Recently, CBI reported that small and medium-sized businesses (SMBs) are 11% more likely to survive if they export, yet only 1 in 5 are actually trading outside the UK. The Budget announcement that available export finance will be doubled to £3bn, with interest rates being reduced by a third, is a clear step in the right direction.
As the Chancellor put it, the UK economy is growing faster than any other advanced country right now. But to my mind, a large proportion of this is a direct result of the entrepreneurial growth we’ve seen in the UK across the past few years. The UK government and private sector have both done a great job of putting initiatives in place to stimulate entrepreneurship, but it’s time for us to extend the olive branch even further.
The private sector and large corporations are in a unique position to help in a way the government cannot, for example, by providing access to global business networks that high-growth firms would otherwise have a difficult time accessing.
The global Dell Women’s Entrepreneur Network, is a great example of how this can be done. It brings together a global group of entrepreneurs with the aim of breaking down some of the barriers to accessing new markets through an annual conference and online network – both aimed at helping to forge cross-border business connections. We need to continue to help businesses at every stage of their growth and by investing in exporting today, we’ll be priming our economy for future growth.
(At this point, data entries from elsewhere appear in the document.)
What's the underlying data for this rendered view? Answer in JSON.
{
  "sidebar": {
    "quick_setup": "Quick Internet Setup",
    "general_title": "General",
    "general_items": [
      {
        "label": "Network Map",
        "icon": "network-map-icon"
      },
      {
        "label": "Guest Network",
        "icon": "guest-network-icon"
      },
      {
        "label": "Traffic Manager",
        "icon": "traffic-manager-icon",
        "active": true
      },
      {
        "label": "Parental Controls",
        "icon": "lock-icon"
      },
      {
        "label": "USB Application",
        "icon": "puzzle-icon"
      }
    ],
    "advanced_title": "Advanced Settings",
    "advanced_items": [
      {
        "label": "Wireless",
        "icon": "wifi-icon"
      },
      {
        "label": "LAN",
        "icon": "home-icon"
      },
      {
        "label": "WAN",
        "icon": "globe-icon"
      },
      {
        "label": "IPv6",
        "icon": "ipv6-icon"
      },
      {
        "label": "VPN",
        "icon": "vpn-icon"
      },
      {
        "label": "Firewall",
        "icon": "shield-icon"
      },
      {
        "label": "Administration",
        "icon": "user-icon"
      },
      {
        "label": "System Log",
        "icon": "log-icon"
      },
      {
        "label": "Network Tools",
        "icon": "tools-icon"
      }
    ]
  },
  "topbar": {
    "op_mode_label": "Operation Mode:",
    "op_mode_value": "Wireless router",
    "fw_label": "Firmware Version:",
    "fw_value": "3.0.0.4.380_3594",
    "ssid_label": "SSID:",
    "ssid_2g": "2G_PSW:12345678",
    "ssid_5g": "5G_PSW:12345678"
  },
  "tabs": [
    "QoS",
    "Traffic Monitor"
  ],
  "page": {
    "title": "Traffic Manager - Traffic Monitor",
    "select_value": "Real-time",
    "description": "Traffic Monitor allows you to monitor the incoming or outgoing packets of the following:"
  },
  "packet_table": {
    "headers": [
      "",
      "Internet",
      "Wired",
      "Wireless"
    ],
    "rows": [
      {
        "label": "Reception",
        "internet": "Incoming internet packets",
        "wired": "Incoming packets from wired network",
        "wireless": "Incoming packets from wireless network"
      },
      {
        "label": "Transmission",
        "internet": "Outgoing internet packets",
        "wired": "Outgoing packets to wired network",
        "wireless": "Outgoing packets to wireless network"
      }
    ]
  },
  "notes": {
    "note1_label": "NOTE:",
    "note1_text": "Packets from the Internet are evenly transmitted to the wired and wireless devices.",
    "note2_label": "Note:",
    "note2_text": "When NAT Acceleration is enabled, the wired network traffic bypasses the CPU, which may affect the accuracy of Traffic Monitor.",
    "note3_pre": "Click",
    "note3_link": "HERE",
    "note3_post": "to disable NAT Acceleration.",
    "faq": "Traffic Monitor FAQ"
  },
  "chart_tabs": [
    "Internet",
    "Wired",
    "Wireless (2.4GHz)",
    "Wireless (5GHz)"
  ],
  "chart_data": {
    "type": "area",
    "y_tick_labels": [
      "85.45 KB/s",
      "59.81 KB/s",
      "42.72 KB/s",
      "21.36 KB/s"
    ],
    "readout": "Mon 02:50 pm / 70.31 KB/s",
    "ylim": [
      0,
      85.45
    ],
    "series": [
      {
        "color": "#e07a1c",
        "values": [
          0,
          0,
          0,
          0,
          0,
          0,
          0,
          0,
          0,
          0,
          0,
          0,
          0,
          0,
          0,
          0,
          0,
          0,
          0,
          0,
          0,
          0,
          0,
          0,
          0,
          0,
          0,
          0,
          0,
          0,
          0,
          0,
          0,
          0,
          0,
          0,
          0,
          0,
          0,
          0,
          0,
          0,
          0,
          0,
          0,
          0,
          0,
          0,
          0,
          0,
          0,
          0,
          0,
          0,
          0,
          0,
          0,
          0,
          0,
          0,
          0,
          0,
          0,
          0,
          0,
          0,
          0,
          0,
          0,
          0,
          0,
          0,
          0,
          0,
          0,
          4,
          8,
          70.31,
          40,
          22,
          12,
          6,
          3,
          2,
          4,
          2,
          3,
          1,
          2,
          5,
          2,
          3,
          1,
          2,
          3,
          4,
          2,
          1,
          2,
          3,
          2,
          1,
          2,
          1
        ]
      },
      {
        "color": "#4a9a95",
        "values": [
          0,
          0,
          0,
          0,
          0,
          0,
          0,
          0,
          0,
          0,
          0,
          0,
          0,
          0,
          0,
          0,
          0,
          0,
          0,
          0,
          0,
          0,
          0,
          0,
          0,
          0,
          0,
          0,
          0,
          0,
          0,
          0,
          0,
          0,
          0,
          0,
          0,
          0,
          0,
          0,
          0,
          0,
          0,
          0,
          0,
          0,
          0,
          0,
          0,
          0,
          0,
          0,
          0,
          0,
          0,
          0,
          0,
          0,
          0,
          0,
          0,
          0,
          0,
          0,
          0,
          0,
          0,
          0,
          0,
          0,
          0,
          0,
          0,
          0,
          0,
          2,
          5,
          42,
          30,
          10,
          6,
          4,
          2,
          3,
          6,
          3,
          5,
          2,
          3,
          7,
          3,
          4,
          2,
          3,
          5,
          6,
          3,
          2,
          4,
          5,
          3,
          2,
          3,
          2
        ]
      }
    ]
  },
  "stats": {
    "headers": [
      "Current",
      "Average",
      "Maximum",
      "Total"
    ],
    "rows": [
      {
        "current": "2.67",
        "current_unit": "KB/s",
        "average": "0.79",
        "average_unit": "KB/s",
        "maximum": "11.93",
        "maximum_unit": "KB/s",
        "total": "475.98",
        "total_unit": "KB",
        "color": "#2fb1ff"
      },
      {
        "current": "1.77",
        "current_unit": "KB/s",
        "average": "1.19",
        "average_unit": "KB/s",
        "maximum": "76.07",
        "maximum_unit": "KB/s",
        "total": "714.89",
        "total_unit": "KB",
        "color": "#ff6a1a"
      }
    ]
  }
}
Blog supplied by Sarah Shields, executive director and general manager of consumer, small and medium enterprise, Dell UK
Are you currently considering whether to move into a new office or are you constantly weighing up the pros and cons of your current location? Before making a move, here are five things to think about.
Sitting on your colleagues’ laps may be fun for the first 30 minutes, however, after a while the lack of personal space becomes tedious and it can cramp creativity. Lack of space is often the primary motive for many companies that decide to move. However, choosing the right space is crucial for your future success. Only increase a little and you risk having to go through the whole rigmarole of moving again very shortly, but increase too much and you could land yourself with a monthly bill you’re unable to pay.
Is your internet slower than an asthmatic snail with a bad back? If so, moving to another office with a high-speed connection may provide just the boost you need. For the vast majority of companies, strong, reliable internet is essential, and for many, a poor connection is more than just annoying, it can also cost you money. However, a good internet connection is not the only resource businesses require and many move because of better meeting room facilities, access to parking or even a nicer kitchen.
As TV’s Kirstie and Phil constantly remind us, the key to any successful move is location, location, location. Currently, you may be in what you believe to be the perfect office, however, if it’s in the middle of nowhere and makes your staff’s daily commute impossibly long, it may be time for a change. A business can be made or broken purely on the choice of its location, so choosing the right spot is essential.
It’s a well-known fact that businesses in a similar sector often converge in similar locations. Moving to an area where you can meet, interact and network with like-minded businesses could prove a fantastic opportunity for you and could potentially open up many new avenues for your business.
Technology is changing the way we do business, as is the way we think about office space. Flexible office space has become increasingly popular over the past decade, bringing quality space and high-end tech together in a simple monthly package. Ranging from hot desks to business centres, these hubs now attract start-ups and more established businesses. With many businesses still feeling the pinch, this cost-effective alternative could also prove a useful stepping stone to bigger things. So ask yourself if you really need to take a traditional approach or could your team take advantage of the flexible business hubs that continue to spring up in cities across the UK?
Blog supplied by LondonOffices.com.